There are ways to minimise this exposure.

What are the potential problems?

Pollen – If there’s pollen around, the air intakes in your car may scoop it up allowing it to be spread into the car interior. This may cause (or exacerbate) asthma or allergy symptoms. If you’re driving, this can add to fatigue, or increase the risk of sneezing (something that is best avoided when driving).

Mould – Air ducts can collect leaves and other debris, which can retain moisture, allowing mould to grow. This might result in a musty smell coming from your car vents. If you are sensitive to mould, you may experience the same problems that we outlined above for pollen.

Pollution – Even with improving vehicle emission standards, cars and trucks produce a significant amount of pollution. You really notice this in a busy tunnel if you have your windows down, or your air vents on fresh-air intake.

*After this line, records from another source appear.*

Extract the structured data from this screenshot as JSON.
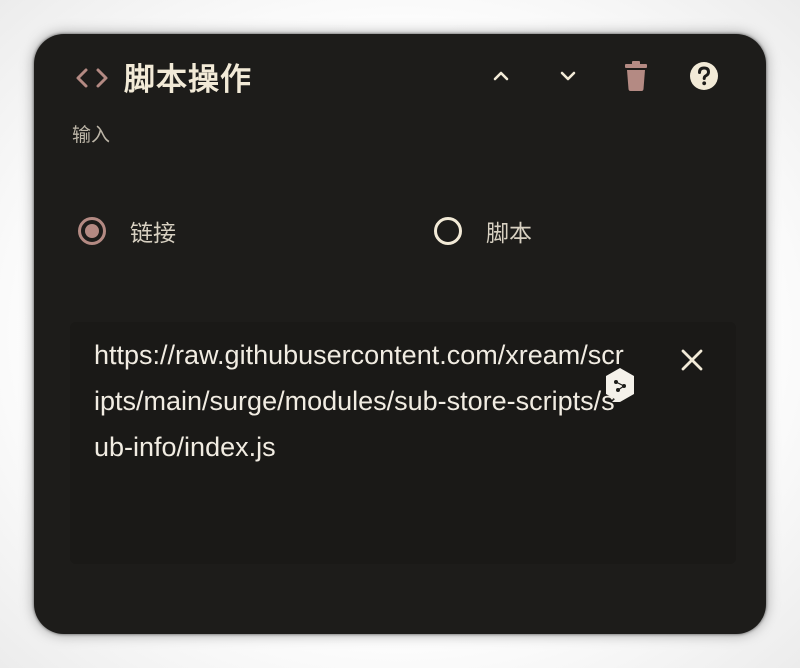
{
  "header": {
    "title": "脚本操作",
    "icon": "code-brackets-icon",
    "controls": [
      "chevron-up-icon",
      "chevron-down-icon",
      "trash-icon",
      "help-icon"
    ]
  },
  "input_section": {
    "label": "输入"
  },
  "mode": {
    "options": [
      {
        "label": "链接",
        "selected": true
      },
      {
        "label": "脚本",
        "selected": false
      }
    ]
  },
  "url_field": {
    "value": "https://raw.githubusercontent.com/xream/scripts/main/surge/modules/sub-store-scripts/sub-info/index.js",
    "clear_icon": "close-icon"
  },
  "colors": {
    "card_bg": "#1d1c1a",
    "accent": "#b48a83",
    "text_primary": "#f2ead7",
    "text_secondary": "#bdb6a8"
  }
}
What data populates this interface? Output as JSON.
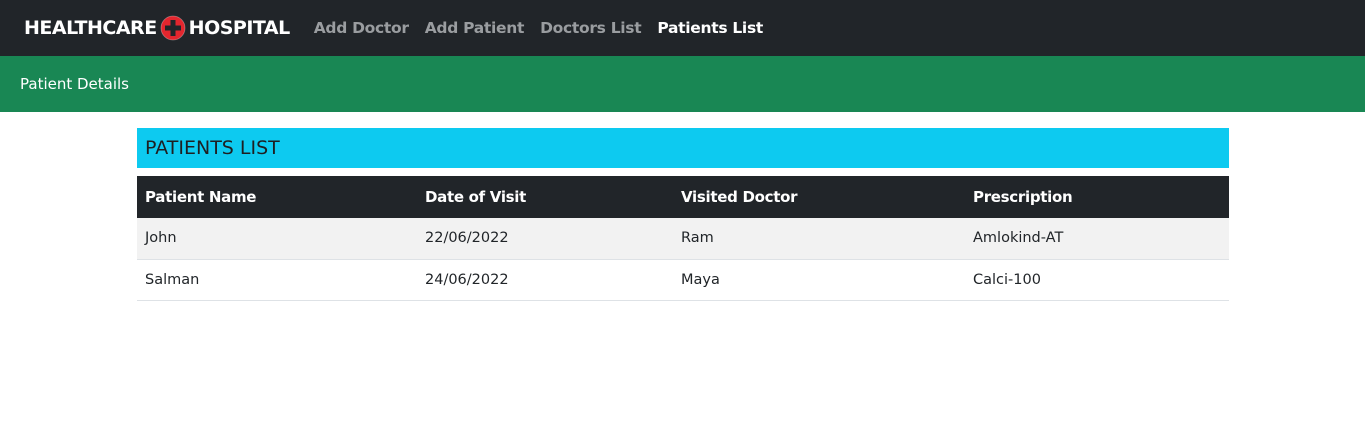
{
  "navbar": {
    "brand_left": "HEALTHCARE",
    "brand_right": "HOSPITAL",
    "brand_icon": "red-cross-icon",
    "links": [
      {
        "label": "Add Doctor",
        "active": false
      },
      {
        "label": "Add Patient",
        "active": false
      },
      {
        "label": "Doctors List",
        "active": false
      },
      {
        "label": "Patients List",
        "active": true
      }
    ]
  },
  "subheader": {
    "title": "Patient Details"
  },
  "patients": {
    "title": "PATIENTS LIST",
    "columns": [
      "Patient Name",
      "Date of Visit",
      "Visited Doctor",
      "Prescription"
    ],
    "rows": [
      [
        "John",
        "22/06/2022",
        "Ram",
        "Amlokind-AT"
      ],
      [
        "Salman",
        "24/06/2022",
        "Maya",
        "Calci-100"
      ]
    ]
  },
  "colors": {
    "navbar_bg": "#212529",
    "subheader_bg": "#198754",
    "list_header_bg": "#0dcaf0",
    "cross_red": "#e3262e"
  }
}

Some people experience respiratory symptoms when exposed to such emissions.

Reducing the impact

Properly fitted and serviced particulate filters should trap dust, pollens, fungus spores and possibly some pet allergens, while activated charcoal filters are intended to filter toxic, unpleasant and smelly gases, which can also trigger asthma symptoms.

Not all cars have particulate filters fitted as standard, so if you are buying a new car, ask the dealer. Some particulate filters are better than others, with electrostatic filters likely to capture more particles.

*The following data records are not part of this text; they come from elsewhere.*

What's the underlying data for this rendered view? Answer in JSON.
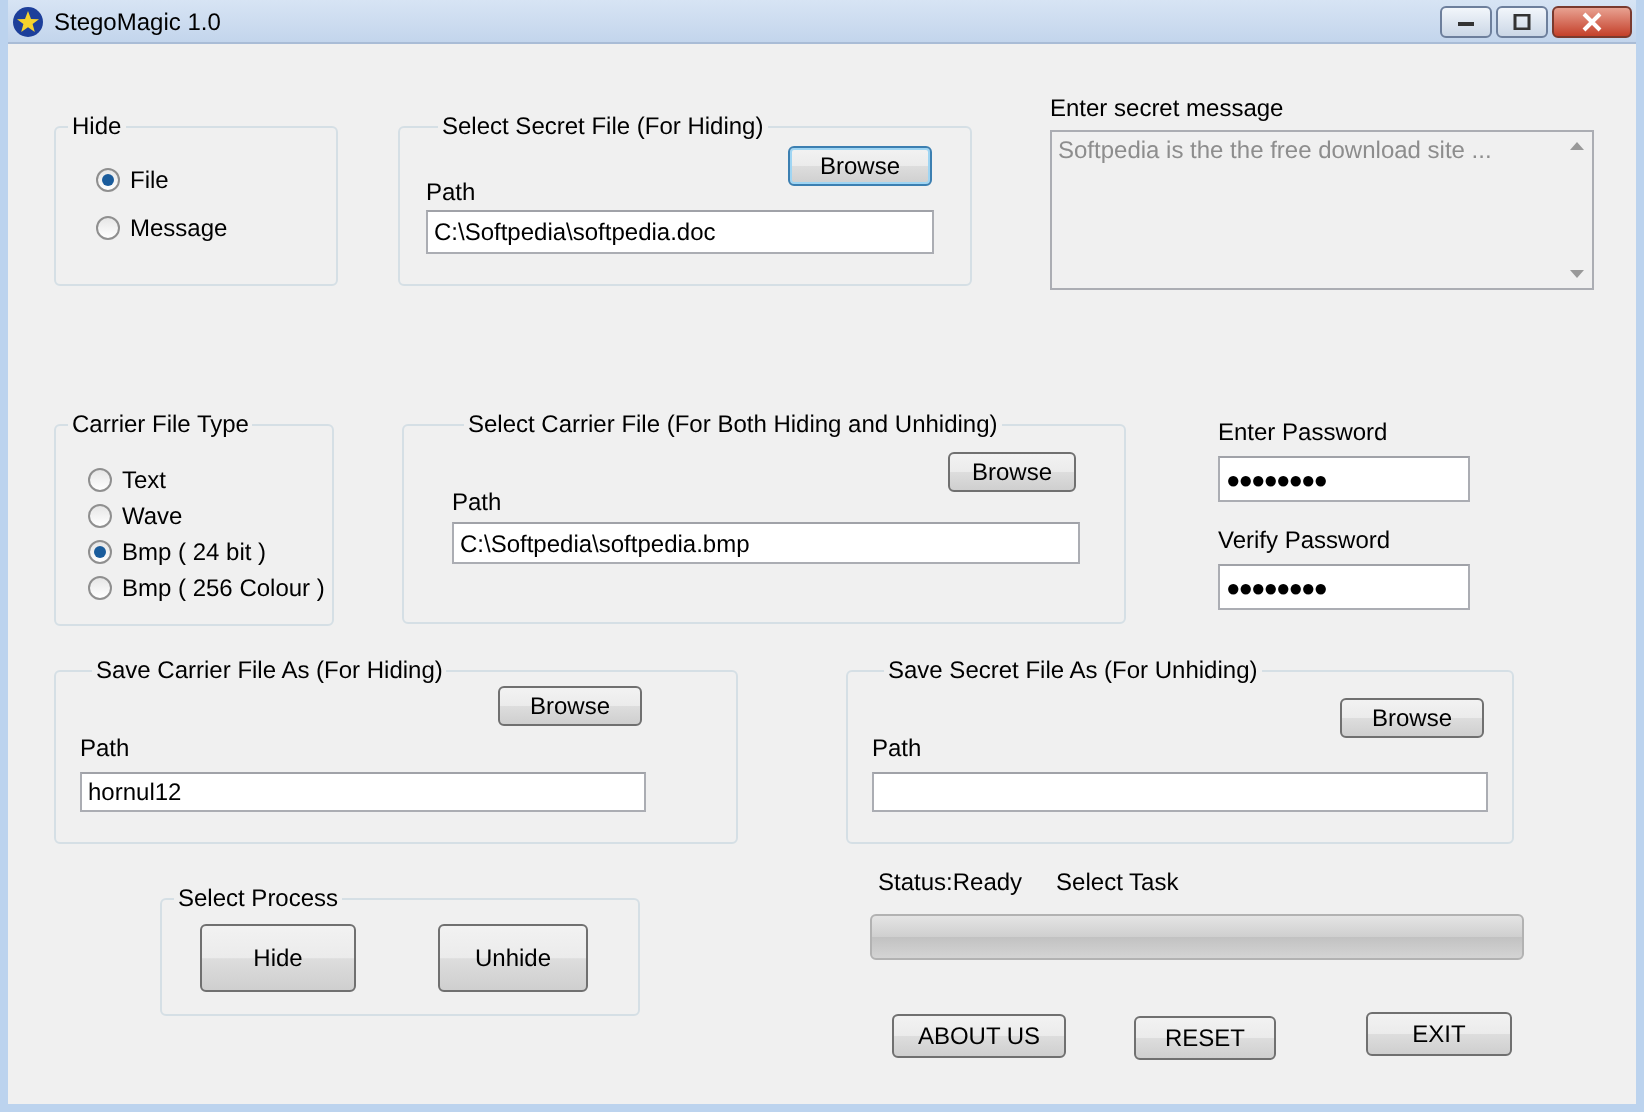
{
  "window": {
    "title": "StegoMagic 1.0"
  },
  "hide": {
    "title": "Hide",
    "options": [
      {
        "label": "File",
        "selected": true
      },
      {
        "label": "Message",
        "selected": false
      }
    ]
  },
  "secret_file": {
    "title": "Select Secret File (For Hiding)",
    "button": "Browse",
    "path_label": "Path",
    "path": "C:\\Softpedia\\softpedia.doc"
  },
  "secret_message": {
    "label": "Enter secret message",
    "value": "Softpedia is the the free download site ...",
    "disabled": true
  },
  "carrier_type": {
    "title": "Carrier File Type",
    "options": [
      {
        "label": "Text",
        "selected": false
      },
      {
        "label": "Wave",
        "selected": false
      },
      {
        "label": "Bmp ( 24 bit )",
        "selected": true
      },
      {
        "label": "Bmp ( 256 Colour )",
        "selected": false
      }
    ]
  },
  "carrier_file": {
    "title": "Select Carrier File (For Both Hiding and Unhiding)",
    "button": "Browse",
    "path_label": "Path",
    "path": "C:\\Softpedia\\softpedia.bmp"
  },
  "password": {
    "enter_label": "Enter Password",
    "enter_value": "●●●●●●●●",
    "verify_label": "Verify Password",
    "verify_value": "●●●●●●●●"
  },
  "save_carrier": {
    "title": "Save Carrier File As (For Hiding)",
    "button": "Browse",
    "path_label": "Path",
    "path": "hornul12"
  },
  "save_secret": {
    "title": "Save Secret File As (For Unhiding)",
    "button": "Browse",
    "path_label": "Path"
  },
  "process": {
    "title": "Select Process",
    "buttons": [
      "Hide",
      "Unhide"
    ]
  },
  "status": {
    "status": "Status:Ready",
    "task": "Select Task",
    "level": 0
  },
  "buttons": [
    "ABOUT US",
    "RESET",
    "EXIT"
  ]
}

Activated charcoal filters are less common. A list of more popular brands and models of car appears below.


Filters need to be periodically replaced, or they cease to be effective. While a dealer service should schedule this, if you get your car serviced somewhere else, you may need to ask for the filter to be replaced. Some filters can be changed by the owner, although it can be a little time consuming and tricky.

Ducts should be cleaned, particularly if there is a musty smell coming from them.

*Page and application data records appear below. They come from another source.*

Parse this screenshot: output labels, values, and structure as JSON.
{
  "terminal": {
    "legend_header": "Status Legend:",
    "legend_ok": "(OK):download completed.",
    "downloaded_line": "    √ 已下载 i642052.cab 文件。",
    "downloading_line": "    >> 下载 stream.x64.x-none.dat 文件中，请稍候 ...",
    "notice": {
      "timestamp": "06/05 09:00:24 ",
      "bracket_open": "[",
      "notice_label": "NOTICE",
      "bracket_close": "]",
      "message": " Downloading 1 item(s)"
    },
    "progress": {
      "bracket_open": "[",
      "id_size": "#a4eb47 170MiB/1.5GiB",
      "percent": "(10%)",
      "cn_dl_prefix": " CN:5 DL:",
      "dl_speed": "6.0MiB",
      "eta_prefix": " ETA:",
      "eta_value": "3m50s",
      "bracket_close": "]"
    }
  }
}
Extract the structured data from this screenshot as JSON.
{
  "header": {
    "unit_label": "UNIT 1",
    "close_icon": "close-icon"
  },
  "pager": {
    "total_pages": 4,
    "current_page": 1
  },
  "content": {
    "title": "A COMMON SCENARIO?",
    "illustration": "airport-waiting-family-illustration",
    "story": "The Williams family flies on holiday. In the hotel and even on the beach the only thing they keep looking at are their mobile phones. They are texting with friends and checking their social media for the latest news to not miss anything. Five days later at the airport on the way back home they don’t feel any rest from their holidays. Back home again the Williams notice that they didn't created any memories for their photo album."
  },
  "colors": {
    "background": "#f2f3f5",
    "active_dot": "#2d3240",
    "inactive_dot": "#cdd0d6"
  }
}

Car makes and models

The table includes new models sold from 2012 and generally excludes commercial vehicles.

Model Particulate Activated Charcoal
BMW – All models Electrostatic Yes
Cherry J3 & J11 Yes No
Ford Falcon Option No
Ford Fiesta No No
Ford Fiesta ST & Metal Electrostatic Yes
Ford Focus Electrostatic Yes
Ford Kuga Electrostatic Yes
Ford Mondeo Electrostatic Yes
Ford Ranger Yes No
Ford Territory Option No
Great Wall V & X-Series Yes No
Holden Barina Yes No
Holden Barina Spark Yes Option
Holden Caprice Option No
Holden Captiva 5 & 7 Yes No
Holden Colorado Option No
Holden Commodore Option No
Holden Cruze Yes Option
Holden Cruze (with climate control) Yes Yes
Holden Malibu Yes Option
Holden Trax Yes No
Holden Volt Yes No
Honda (all models) Yes No
Hyundai (all models) Yes Yes
Kia (all models) Electrostatic No
Mazda CX-9 & BT-50 Yes No
Maxda MX5 No No
Mazda 2, 3, 6 & CX-5 Electrostatic No
Mercedes (all models) Electrostatic Yes
Mitsubishi (most models, except where indicated) Yes No
Mitsubishi Lancer Electrostatic No
Mitsubishi Pajero Electrostatic Yes
Nissan (all models)* Not known Not known
Subaru (all models) Yes No
Suzuki (all models) Yes No
Toyota (most models, except where indicated) Yes No
Toyota Land Cruiser Ute (LC70) No No
Toyota Tarago Electrostatic Yes
Toyota Yaris Sedan Option No
VW (all models) Yes Yes

*Nissan, the sixth largest selling car brand in 2012 did not respond to multiple requests for information.
Table updated 31 August 2013

For more information

Some brochures and websites include information about cabin air filters. If buying a new car, ask the car dealer.

See our 2015 Car air filter update for an update on the top car models.